How your rent is calculated
Information for public housing tenants
We use your total household’s assessable income to calculate your rent.
You will pay rent based on 25% of your total household's assessable income or your property market rent—whichever is lower.
The market rent is based on rent charged for a similar private rental property.
Note: Your rent can change after you move in; for example, your income may change or someone leaves or joins the household. We review your household income regularly.
Your rent subsidy is the difference between the rent you pay and the market rent for your property. We subsidise the difference to make sure your rent is affordable.

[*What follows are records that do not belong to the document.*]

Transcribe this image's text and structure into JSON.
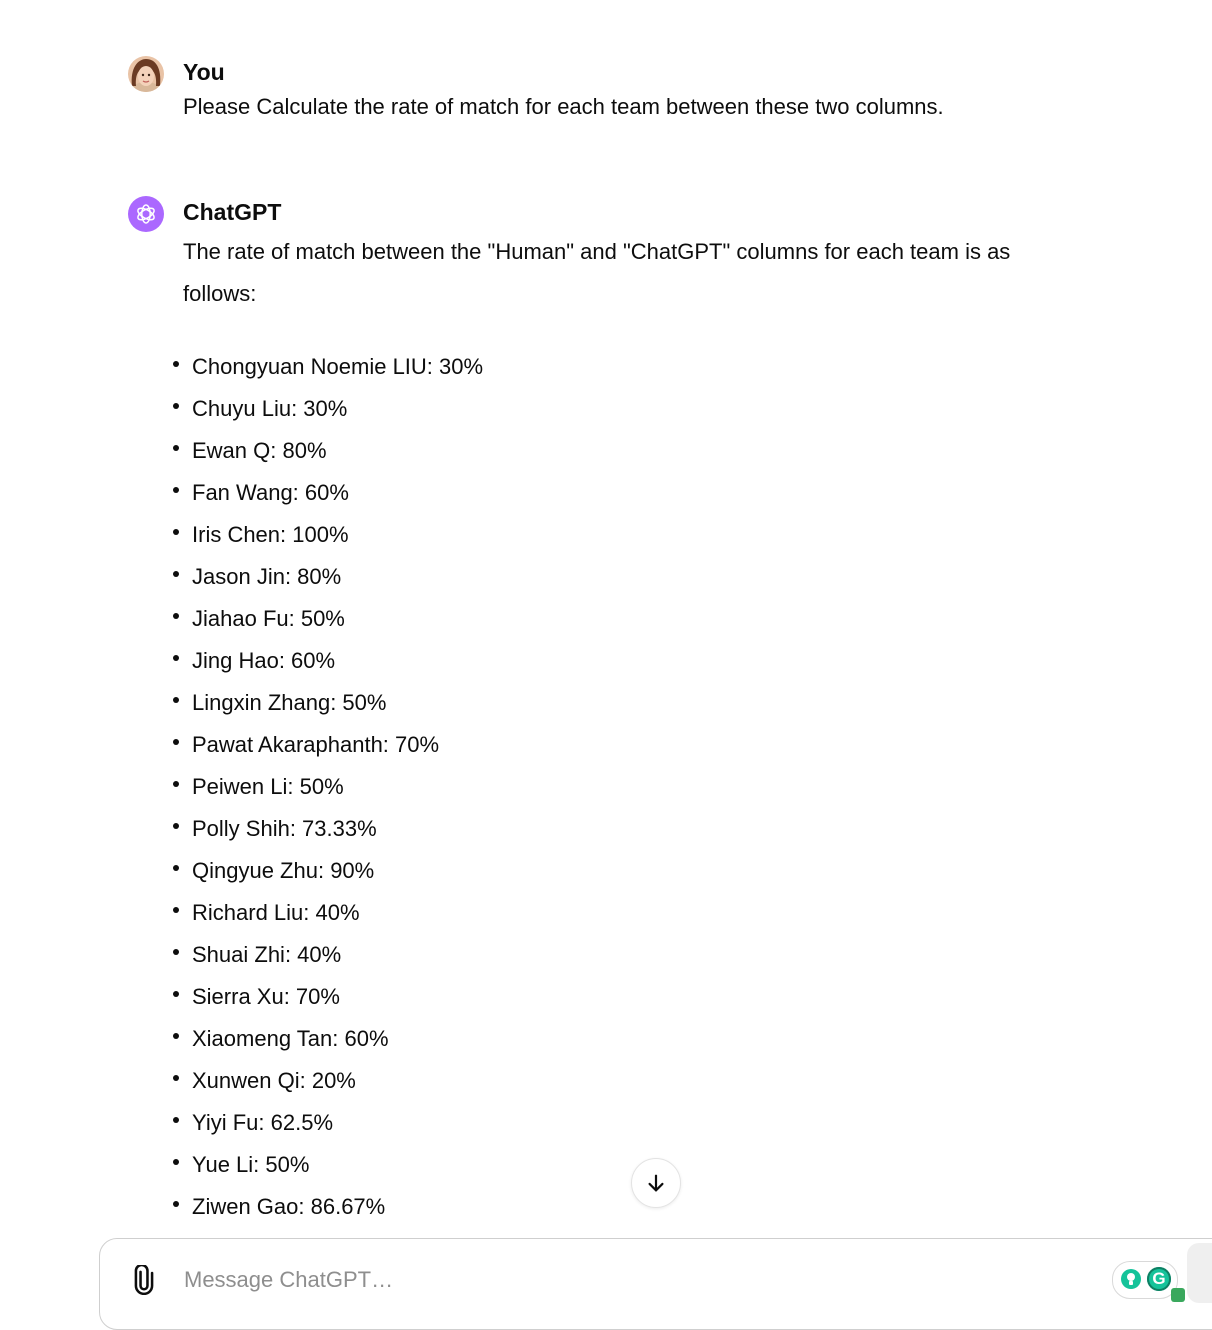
{
  "conversation": {
    "user_message": {
      "author": "You",
      "text": "Please Calculate the rate of match for each team between these two columns."
    },
    "assistant_message": {
      "author": "ChatGPT",
      "intro": "The rate of match between the \"Human\" and \"ChatGPT\" columns for each team is as follows:",
      "results": [
        "Chongyuan Noemie LIU: 30%",
        "Chuyu Liu: 30%",
        "Ewan Q: 80%",
        "Fan Wang: 60%",
        "Iris Chen: 100%",
        "Jason Jin: 80%",
        "Jiahao Fu: 50%",
        "Jing Hao: 60%",
        "Lingxin Zhang: 50%",
        "Pawat Akaraphanth: 70%",
        "Peiwen Li: 50%",
        "Polly Shih: 73.33%",
        "Qingyue Zhu: 90%",
        "Richard Liu: 40%",
        "Shuai Zhi: 40%",
        "Sierra Xu: 70%",
        "Xiaomeng Tan: 60%",
        "Xunwen Qi: 20%",
        "Yiyi Fu: 62.5%",
        "Yue Li: 50%",
        "Ziwen Gao: 86.67%"
      ]
    }
  },
  "composer": {
    "placeholder": "Message ChatGPT…",
    "value": ""
  },
  "icons": {
    "attach": "paperclip-icon",
    "scroll": "arrow-down-icon",
    "grammarly_bulb": "lightbulb-icon",
    "grammarly_logo": "G"
  },
  "colors": {
    "assistant_avatar": "#ab68ff",
    "grammarly": "#15c39a"
  }
}
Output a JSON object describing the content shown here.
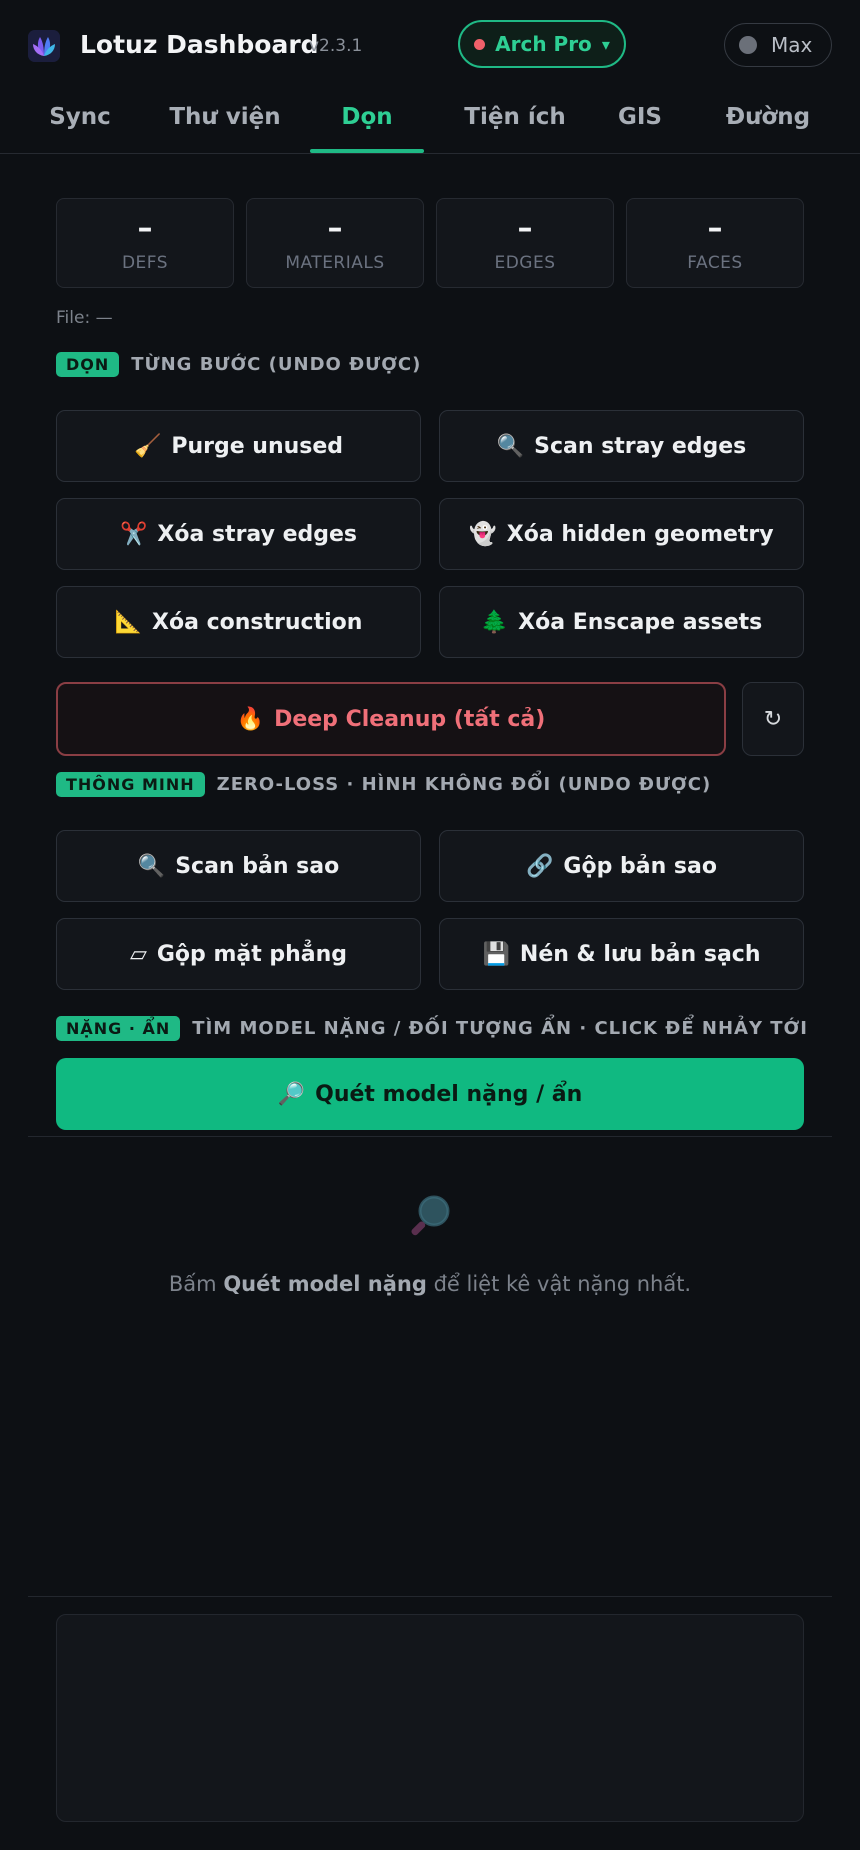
{
  "header": {
    "title": "Lotuz Dashboard",
    "version": "v2.3.1",
    "profile_label": "Arch Pro",
    "profile_caret": "▾",
    "mode_label": "Max",
    "colors": {
      "accent": "#1fb985",
      "danger": "#f07079",
      "background": "#0d1014"
    }
  },
  "tabs": [
    {
      "label": "Sync"
    },
    {
      "label": "Thư viện"
    },
    {
      "label": "Dọn",
      "active": true
    },
    {
      "label": "Tiện ích"
    },
    {
      "label": "GIS"
    },
    {
      "label": "Đường"
    }
  ],
  "stats": [
    {
      "value": "–",
      "label": "DEFS"
    },
    {
      "value": "–",
      "label": "MATERIALS"
    },
    {
      "value": "–",
      "label": "EDGES"
    },
    {
      "value": "–",
      "label": "FACES"
    }
  ],
  "file_line": "File: —",
  "section_clean": {
    "badge": "DỌN",
    "desc": "TỪNG BƯỚC (UNDO ĐƯỢC)"
  },
  "clean_buttons": [
    {
      "icon": "🧹",
      "label": "Purge unused"
    },
    {
      "icon": "🔍",
      "label": "Scan stray edges"
    },
    {
      "icon": "✂️",
      "label": "Xóa stray edges"
    },
    {
      "icon": "👻",
      "label": "Xóa hidden geometry"
    },
    {
      "icon": "📐",
      "label": "Xóa construction"
    },
    {
      "icon": "🌲",
      "label": "Xóa Enscape assets"
    }
  ],
  "deep_cleanup": {
    "icon": "🔥",
    "label": "Deep Cleanup (tất cả)"
  },
  "refresh_icon": "↻",
  "section_smart": {
    "badge": "THÔNG MINH",
    "desc": "ZERO-LOSS · HÌNH KHÔNG ĐỔI (UNDO ĐƯỢC)"
  },
  "smart_buttons": [
    {
      "icon": "🔍",
      "label": "Scan bản sao"
    },
    {
      "icon": "🔗",
      "label": "Gộp bản sao"
    },
    {
      "icon": "▱",
      "label": "Gộp mặt phẳng"
    },
    {
      "icon": "💾",
      "label": "Nén & lưu bản sạch"
    }
  ],
  "section_heavy": {
    "badge": "NẶNG · ẨN",
    "desc": "TÌM MODEL NẶNG / ĐỐI TƯỢNG ẨN · CLICK ĐỂ NHẢY TỚI"
  },
  "heavy_scan": {
    "icon": "🔎",
    "label": "Quét model nặng / ẩn"
  },
  "empty_state": {
    "prefix": "Bấm ",
    "bold": "Quét model nặng",
    "suffix": " để liệt kê vật nặng nhất."
  }
}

For example: The weekly market rent for your home is $180. If the weekly rent you pay for your public housing property is $100, your weekly household rent subsidy is $80.
Types of income assessed
- Pensions, benefits and some allowances paid by the Department of Human Services (Centrelink) and Department of Veterans' Affairs
- Family Tax Benefit
- Wages, salaries and work allowances such as overtime, bonuses, shift allowances and penalty rates
- Income such as regular superannuation, compensation, interest from savings, maintenance and lump sum payments
We will also average your previous 4 weeks of earnings from:
- casual earnings
- other income which varies.
Types of income not assessed
Incomes that are non-assessable for rent assessment purposes are:
- earned income, such as wages, casual earnings, self-employment income, bonuses and commission of household members aged 24 years or less who are not the tenant or the tenant’s spouse
- a one-off payment, such as payments for natural disasters
- a reimbursement or partial payment to offset other costs, such as mobility allowance, pension supplement, allowances for telephone, utilities and GST
- discretionary income paid as an earn-and-learn incentive, such as education entry payment
- payments that support broader government objectives, such as payments to carers allowance.
If you’re self-employed
If you’re a contractor or self-employed, you must provide both:
- your last notice of assessment from the Australian Taxation Office for the previous financial year
- details of any Centrelink payments you may receive
If your business has been operating for less than 12 months, your rent is based on the Department of Human Services (Centrelink) payment you would be eligible for if you weren’t a contractor or self-employed.
Changes to your income
If your household or your income changes, we will ask you to supply income details for your household.
You must tell your nearest Housing Service Centre about the change within 28 days. If you don’t tell us, your rent may be backdated.
If you have no income
If you have no income or a very low income, or you can’t verify your income, we’ll assess you as having an income based on the equivalent Department of Human Services (Centrelink) payment that most closely aligns with your circumstances, even if you don’t qualify to receive payments.
You may have an income assessed for you if:
- receive a reduced payment because of a breach of your obligations to receive a payment
- work part time or receive a low income and you’ve chosen not to receive an income from the Department of Human Services.
When visitors affect your rent
A visitor can stay up to 4 weeks without affecting your rent. If they’re staying longer, you must tell us that someone has moved in within 28 days of them arriving. If you don’t tell us, your rent may be backdated.
How to calculate your rent
When we calculate how much rent you’ll pay, we assess your earned income (wages, casual earning, interest, etc.) on the after-tax amount.
These are tax rates for various income ranges (in line with the Australian Tax Office tax rates). Follow the steps below to calculate your approximate rent.
Tax rate (%)
- Calculate your tax amount using the tax rate that applies to your gross (before tax) income amount.
- Deduct the tax amount from your gross income amount to get your after-tax earned income amount.
- Add together any Centrelink income your household receives, including Family Tax Benefit.
- Add together the after-tax earned income amount and total Centrelink amount.
- Calculate 25% of this total.
If this amount is less than the market rent for your property, this amount is your approximate rent.
If this amount is more than the market rent, you will only pay the market rent.